▶ _Supplied information_
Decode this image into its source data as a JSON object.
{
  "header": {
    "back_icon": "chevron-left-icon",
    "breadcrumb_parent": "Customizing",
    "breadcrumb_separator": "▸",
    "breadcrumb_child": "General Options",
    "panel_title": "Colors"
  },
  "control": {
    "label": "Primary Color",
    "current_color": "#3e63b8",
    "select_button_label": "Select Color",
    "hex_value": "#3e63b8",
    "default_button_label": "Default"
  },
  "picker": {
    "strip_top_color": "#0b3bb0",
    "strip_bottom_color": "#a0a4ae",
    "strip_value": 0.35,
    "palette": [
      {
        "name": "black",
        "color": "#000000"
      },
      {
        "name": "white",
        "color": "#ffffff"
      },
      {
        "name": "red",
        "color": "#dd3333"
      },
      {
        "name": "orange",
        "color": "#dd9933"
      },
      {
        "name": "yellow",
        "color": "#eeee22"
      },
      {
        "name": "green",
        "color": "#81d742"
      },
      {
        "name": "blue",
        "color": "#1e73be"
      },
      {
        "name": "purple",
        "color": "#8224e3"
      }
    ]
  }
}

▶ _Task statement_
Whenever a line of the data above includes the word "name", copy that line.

▶ _Response area_
        "name": "black",
        "name": "white",
        "name": "red",
        "name": "orange",
        "name": "yellow",
        "name": "green",
        "name": "blue",
        "name": "purple",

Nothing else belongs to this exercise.